I got the chance Sunday afternoon to catch Fresno State Opera Theatre’s “Die Fledermaus,” which was quite the contrast to the expansive Vintage Days fun-in-the-sun celebration unfolding directly outside the Music Building: inside, the merry tunes of Johann Strauss accompanying a Roaring ‘20s comic romp; outside, shorts and T-shirts, snow cones and a band on a stage. Isn’t university life a happy smorgasbord of experiences?
Here are eight things in particular I liked about the show, which came together nicely under Maria Briggs’ stage direction:
The way Rosalinde (played by a saucy Ashley Trembley) collapsed onto the chaise lounge while declaring “My grief will be heartrending” crisply to the beat. Trembley had sharp comic timing (and was in very nice voice) throughout the show, (mostly) avoiding the temptation to be overly broad in her comedy.
The sweet tenor tones of Christian Cabral, as Alfred, the clueless teacher pursuing Rosalinde. His high notes were smooth, creamy and sounded effortless. When he sang “Love’s a dream that flies away,” the moment soared. His performance was a highlight.
The red-carpet unveiling of Artemie Okunev and Erica Arnold, the professional Los Angeles-area dancers who added a bit of zip to this college production in the second act. (Arnold, wrapped in a length of red fabric, was brought onto stage hoisted onto the shoulders of the male ensemble, then “unrolled” to make her appearance.) I liked how the Fresno State students at one point were worked into the choreography, making it a nice learning experience and adding a little spectacle.
Hunter Murphy’s goofy turn as a drunken jailer in the third act, especially when he’s tormented by the singing prisoner. Chipper and amiable, he made me laugh.
Thomas Loewenheim’s Fresno State orchestra in the opera’s famed “Champagne” song, adding lots of brawn.
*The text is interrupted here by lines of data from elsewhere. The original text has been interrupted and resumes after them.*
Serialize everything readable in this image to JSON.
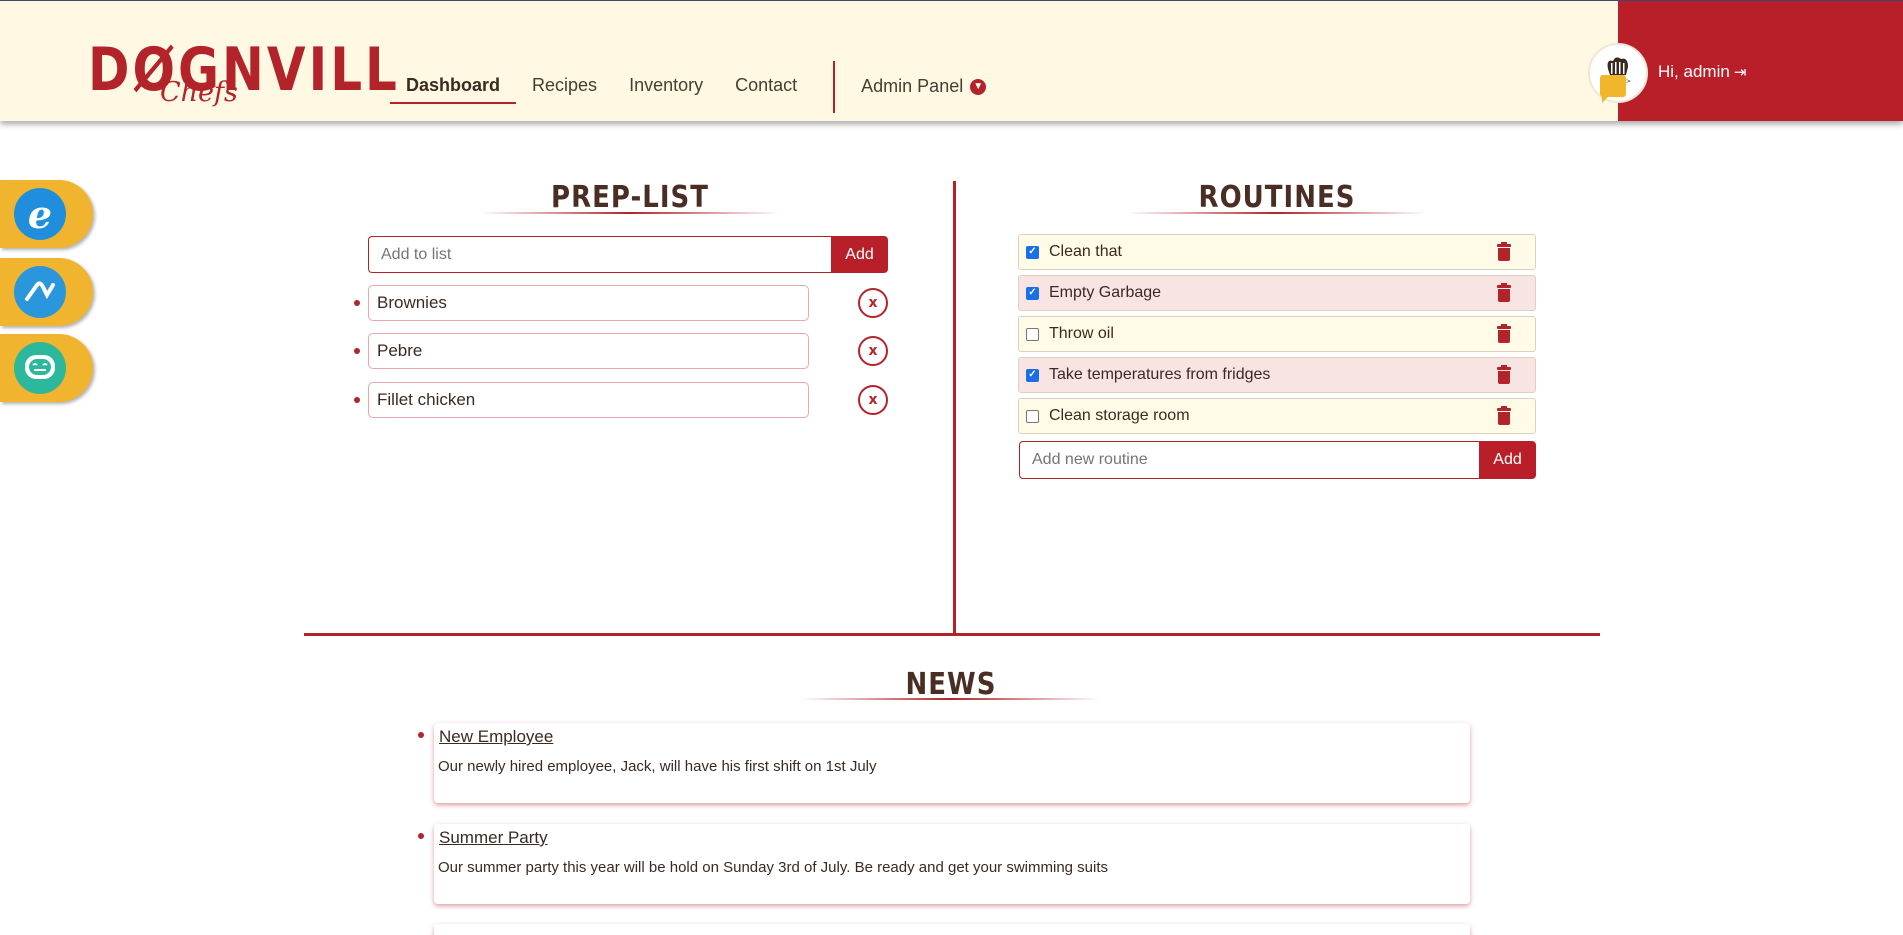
{
  "brand": {
    "name": "DØGNVILL",
    "sub": "Chefs"
  },
  "nav": {
    "items": [
      {
        "label": "Dashboard",
        "active": true
      },
      {
        "label": "Recipes",
        "active": false
      },
      {
        "label": "Inventory",
        "active": false
      },
      {
        "label": "Contact",
        "active": false
      }
    ],
    "admin_label": "Admin Panel"
  },
  "user": {
    "greeting": "Hi, admin"
  },
  "side_tabs": [
    {
      "icon": "e-icon",
      "color": "#1f8fdd"
    },
    {
      "icon": "pulse-icon",
      "color": "#2a97dd"
    },
    {
      "icon": "chatbot-icon",
      "color": "#2cb89a"
    }
  ],
  "prep_list": {
    "title": "PREP-LIST",
    "add_placeholder": "Add to list",
    "add_label": "Add",
    "remove_label": "x",
    "items": [
      "Brownies",
      "Pebre",
      "Fillet chicken"
    ]
  },
  "routines": {
    "title": "ROUTINES",
    "items": [
      {
        "label": "Clean that",
        "checked": true
      },
      {
        "label": "Empty Garbage",
        "checked": true
      },
      {
        "label": "Throw oil",
        "checked": false
      },
      {
        "label": "Take temperatures from fridges",
        "checked": true
      },
      {
        "label": "Clean storage room",
        "checked": false
      }
    ],
    "add_placeholder": "Add new routine",
    "add_label": "Add"
  },
  "news": {
    "title": "NEWS",
    "items": [
      {
        "title": "New Employee",
        "body": "Our newly hired employee, Jack, will have his first shift on 1st July"
      },
      {
        "title": "Summer Party",
        "body": "Our summer party this year will be hold on Sunday 3rd of July. Be ready and get your swimming suits"
      }
    ]
  },
  "colors": {
    "brand_red": "#b3232a",
    "header_bg": "#fff8e3",
    "accent_yellow": "#f0b42e"
  }
}
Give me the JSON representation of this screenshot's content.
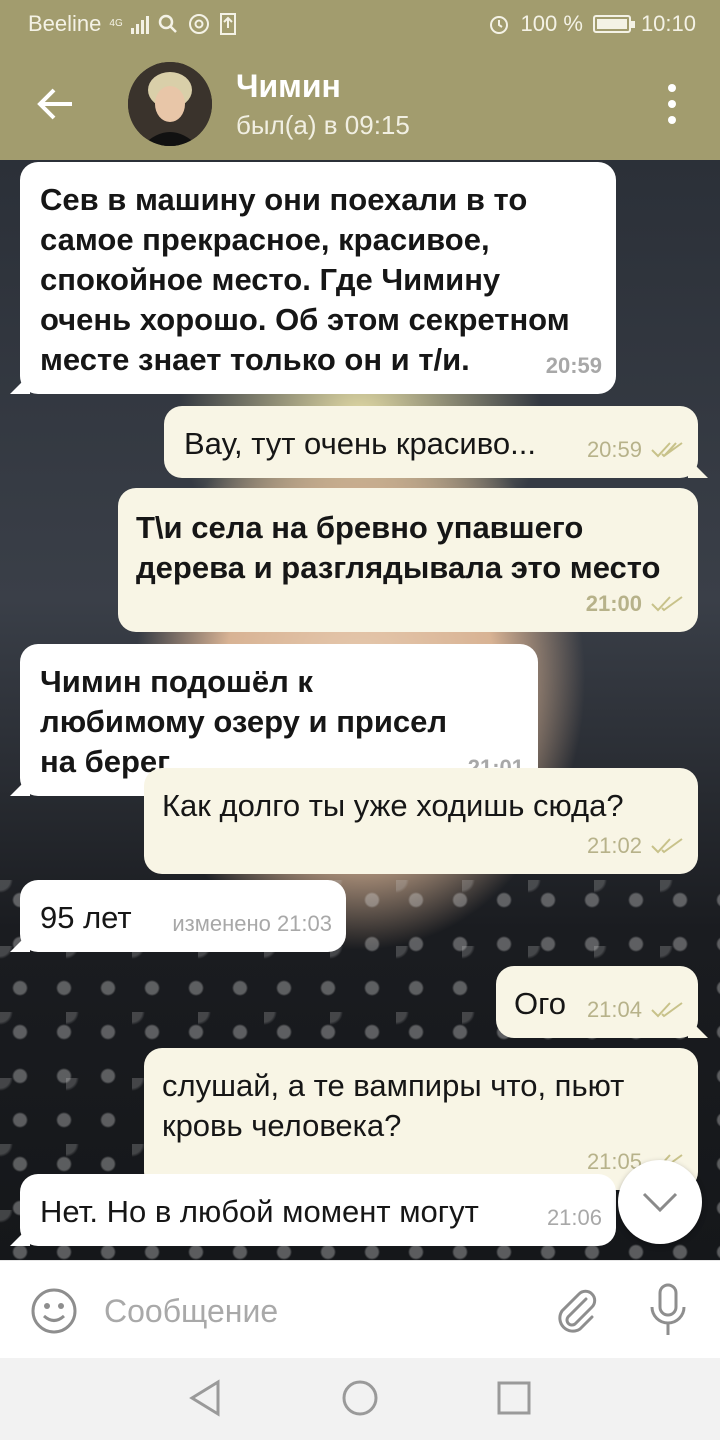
{
  "status_bar": {
    "carrier": "Beeline",
    "network": "4G",
    "battery": "100 %",
    "time": "10:10",
    "icons": [
      "signal-icon",
      "search-icon",
      "at-icon",
      "upload-icon",
      "alarm-icon",
      "battery-icon"
    ]
  },
  "header": {
    "name": "Чимин",
    "status": "был(а) в 09:15"
  },
  "messages": [
    {
      "dir": "in",
      "text": "Сев в машину они поехали в то самое прекрасное, красивое, спокойное место. Где Чимину очень хорошо. Об этом секретном месте знает только он и т/и.",
      "time": "20:59"
    },
    {
      "dir": "out",
      "text": "Вау, тут очень красиво...",
      "time": "20:59"
    },
    {
      "dir": "out",
      "text": "Т\\и села на бревно упавшего дерева и разглядывала это место",
      "time": "21:00"
    },
    {
      "dir": "in",
      "text": "Чимин подошёл к любимому озеру и присел на берег",
      "time": "21:01"
    },
    {
      "dir": "out",
      "text": "Как долго ты уже ходишь сюда?",
      "time": "21:02"
    },
    {
      "dir": "in",
      "text": "95 лет",
      "time": "изменено 21:03"
    },
    {
      "dir": "out",
      "text": "Ого",
      "time": "21:04"
    },
    {
      "dir": "out",
      "text": "слушай, а те вампиры что, пьют кровь человека?",
      "time": "21:05"
    },
    {
      "dir": "in",
      "text": "Нет. Но в любой момент могут",
      "time": "21:06"
    }
  ],
  "input": {
    "placeholder": "Сообщение"
  },
  "colors": {
    "header": "#a29c6e",
    "bubble_in": "#ffffff",
    "bubble_out": "#f8f5e5",
    "check": "#c8c28a"
  }
}
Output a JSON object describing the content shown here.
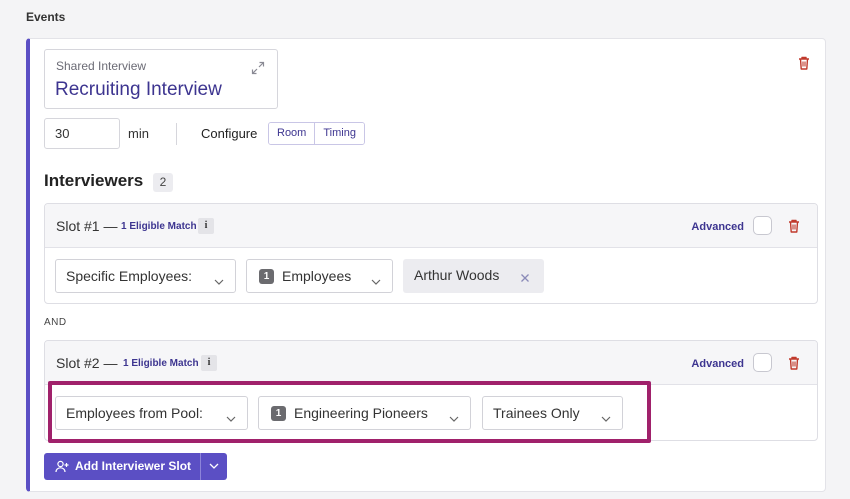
{
  "events": {
    "title": "Events",
    "interview": {
      "type_label": "Shared Interview",
      "name": "Recruiting Interview"
    },
    "duration": {
      "value": "30",
      "unit": "min"
    },
    "configure": {
      "label": "Configure",
      "options": [
        "Room",
        "Timing"
      ]
    },
    "interviewers": {
      "title": "Interviewers",
      "count": "2"
    },
    "and_label": "AND",
    "slots": [
      {
        "title": "Slot #1 —",
        "eligible": "1 Eligible Match",
        "info": "i",
        "advanced": "Advanced",
        "type_select": "Specific Employees:",
        "count_chip": "1",
        "group_select": "Employees",
        "tag": "Arthur Woods"
      },
      {
        "title": "Slot #2 —",
        "eligible": "1 Eligible Match",
        "info": "i",
        "advanced": "Advanced",
        "type_select": "Employees from Pool:",
        "count_chip": "1",
        "pool_select": "Engineering Pioneers",
        "filter_select": "Trainees Only"
      }
    ],
    "add_button": "Add Interviewer Slot"
  },
  "colors": {
    "accent": "#5b4fc4",
    "link": "#3d3590",
    "highlight": "#a0216b",
    "danger": "#c0392b"
  },
  "icons": [
    "trash-icon",
    "expand-icon",
    "info-icon",
    "chevron-down-icon",
    "close-icon",
    "add-user-icon"
  ]
}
To be able to see this opera with a big, hearty orchestra added immeasurably to the experience. And I thought the balance of the orchestra with the amplification was quite good.
Lim Forgey, well known to the local opera and theater scene, as the blustery and hedonistic Eisenstein. His rousing vocals grounded the production and his professional polish and flair elevated the other performances.
Two nice voices: Jocelyn Boe as the chirpy Adele, Rosalinde’s maid; and Christopher Rodriguez as Falke, the comic instigator of the show.
The centrally located French horn player doused by confetti at the end of the show. He kept playing without the slightest twitch or any indication he’d just been inundated with small, shiny pieces of paper. He deserved to take a bow, too.
A few places for improvement: The amplification sound system and the subtitle setup had some issues. A few of the performances were too broad and slapstick, and the interludes of dialogue sometimes dragged. And in terms of staging: The university needs to find a more suitable venue to stage these productions (and, yes, I’m aware that there is a new performing arts center promised down the road), even if it means renting an off-campus venue. But overall, some very good voices and a solid job.